I am a relatively recent convert from Android to iPhone. There are a bunch of things I really like about the iPhone, and some ways that iOS is inferior.
Case in point: autocorrect. I honestly never quite understood the phenomenon that gave rise to damnyouautocorrect.com.
I owe all you iPhone users an apology. I honestly thought that this was just a cover for people making their own stupid typos.
Here is perhaps the quintessential picture of the trademark Apple arrogance.
The people who thought that making an iPhone twice the size and removing the telephonic capability made a “magical” device, the people who want you to think that nobody has ever paired a phone with an adolescent looking watch before, the people who have decided for you that you no longer need a disc drive or the ability to carry a spare laptop battery–these self-same geniuses have decided that they actually know what you mean to say better than you yourself are capable of typing it.
As a friend of mine had “us” autocorrect to U.S. It happened to me the next day. God alone knows how many pings the NSA received for texts like, “Crap’s gonna start to get real for U.S.”
Thinking we know what someone is going to say before they say it is not something that Apple alone is guilty of. It is a major failings that besets many of us–at times, it besets all of us.
It interferes with our relationships.
We start to hear a story and we think we know where it’s going–how the person was affected by it, how they are feeling about it, where things went off the rails. We finish the story for them, either in our mind or out loud. And we miss the opportunity enter in. We miss the opportunity to learn. We miss the opportunity to allow that person’s experience to draw us outside of ourselves.
In our everyday interactions, we often have autocorrect switched on, so that without even knowing it we are bending the people around us into our own established realm of probability and even possibility.
I was part of a job interview once where autocorrect was in full force. One person in the room was deeply committed to hiring the person being interviewed. A couple of us were a bit more wary.
During the course of the interview, the person being interviewed said two damning things–one a racially insensitive comment (there was an African American as part of the interview team in the room) and the other an imperialistic comment about engagement overseas.
The person who was committed to hiring the candidate literally did not hear either answer. In fact, he autocorrected the imperialistic answer to a statement of mutuality–the answer he was expecting to hear.
We do this with the Bible and theology, too.
As human beings we have an almost infinite capacity to integrate into our existing paradigms data that does not actually fit.

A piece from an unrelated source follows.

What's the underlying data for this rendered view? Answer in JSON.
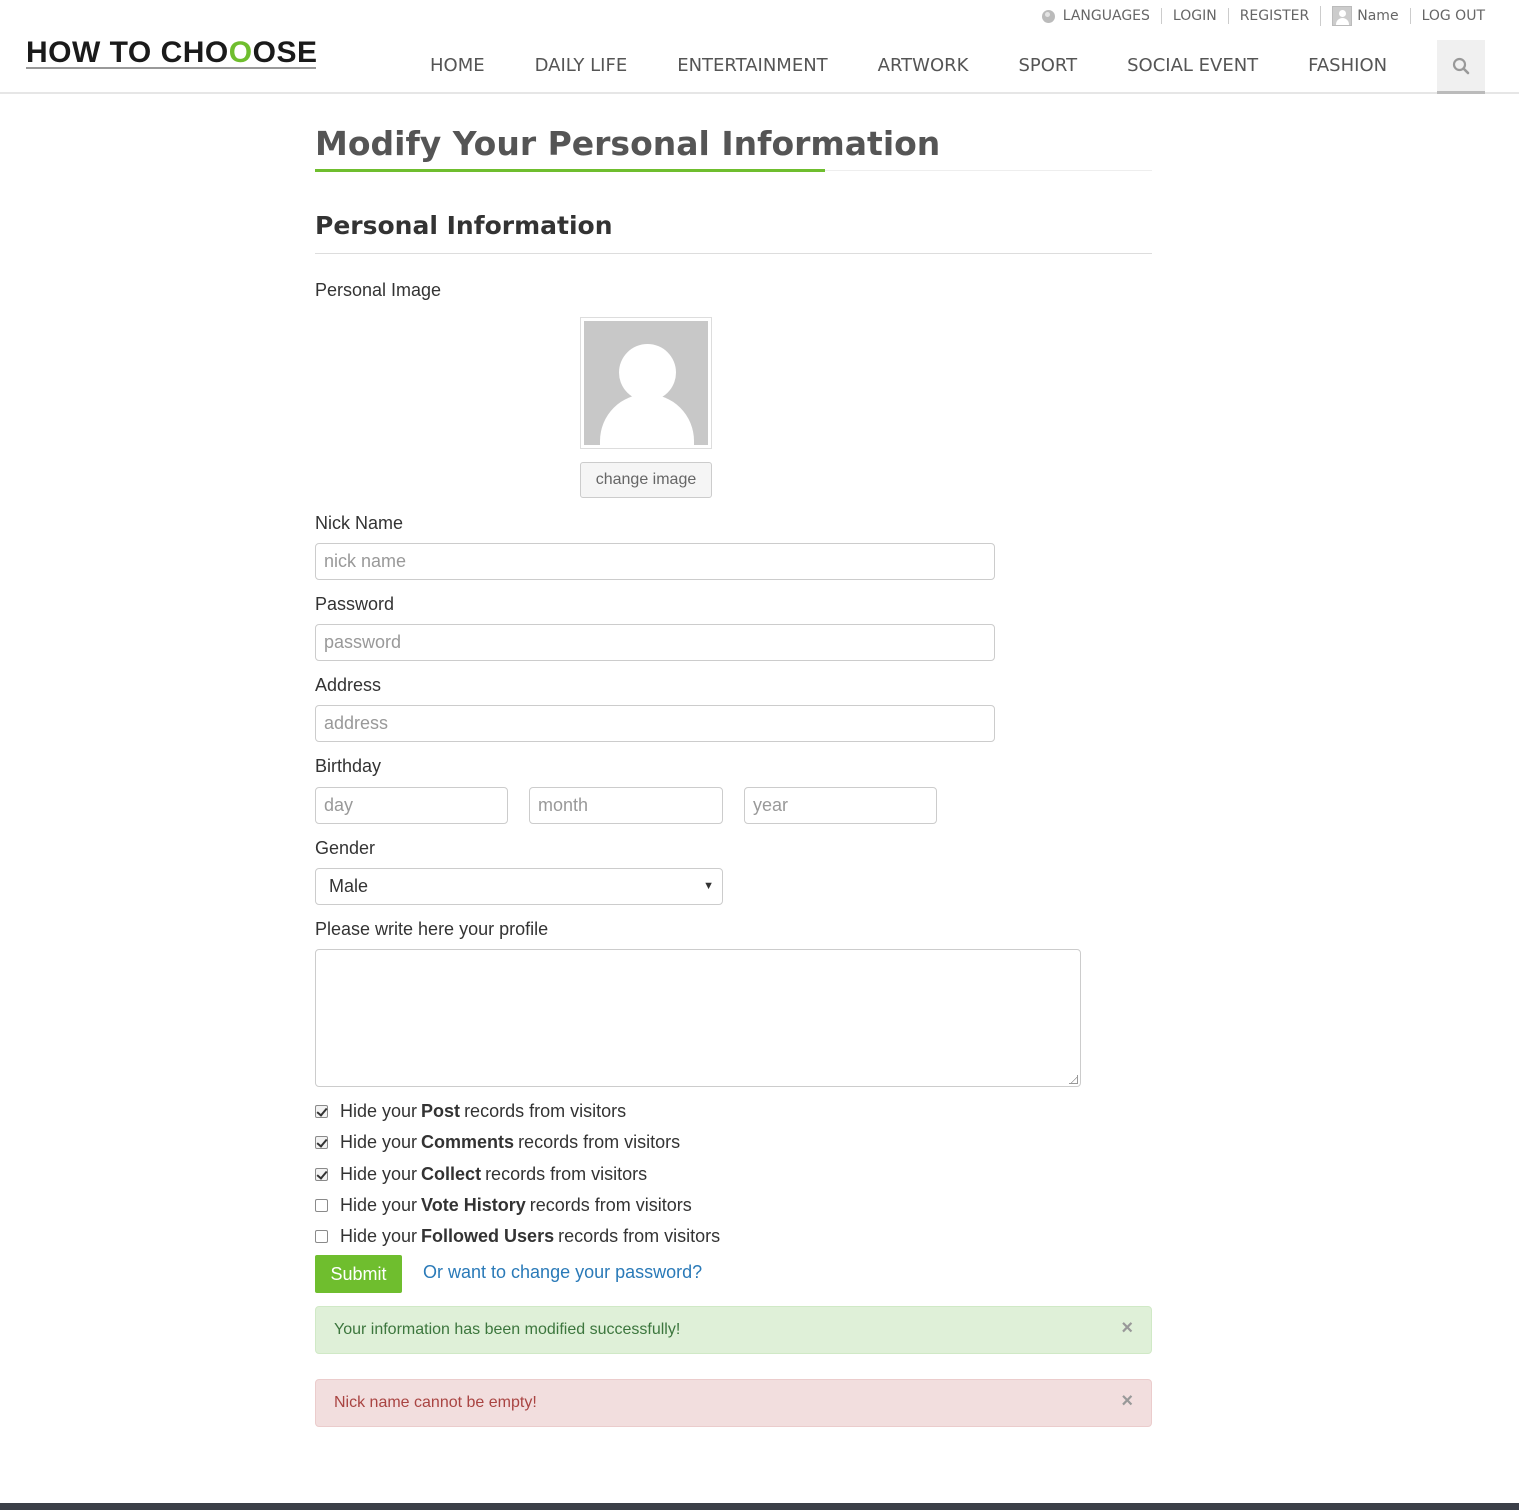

We auto-correct passages about predestination into our core commitment to the notion that we have free will. (Spoiler: the latter is nowhere said anywhere in scripture, the former is discussed in various ways countless times.)
We auto-correct passages that talk about the final judgment such that they always tell us we’ll be judged based on what Jesus did for us. (Spoiler: every time the NT talks about the final judgment, it says that its basis is what we’ve done.)
As in personal relationships and in committee meetings, if we can’t learn to shut off the autocorrect we are going to miss out. We are going to miss out on the beautiful, if sometimes painful experience of realizing that our minds cannot contain the worlds they encounter.
We are going to miss out on the beautiful, if sometimes painful experience of discovering that there are other ways to experience, react to, and interpret the world.
We might miss out on the beautiful richness of people. We might miss out on the beautiful richness of God.
So let’s shut off the auto-correct. It takes discipline. It takes a lot of question asking. It might take entering every conversation, every reading of scripture, by telling ourselves, “What I’m about to engage with might show me that everything I think to be true is wrong, that everyone I disagree with or don’t understand is right, or that I have been living in a tunnel devoid of the light that is about to shine.”
Admittedly, most often the encounter will not be that dramatic. But whatever it is, the reality of the other is better and richer than my own construction of it.
The reality of the speaker is always better than the arrogance of autocorrect.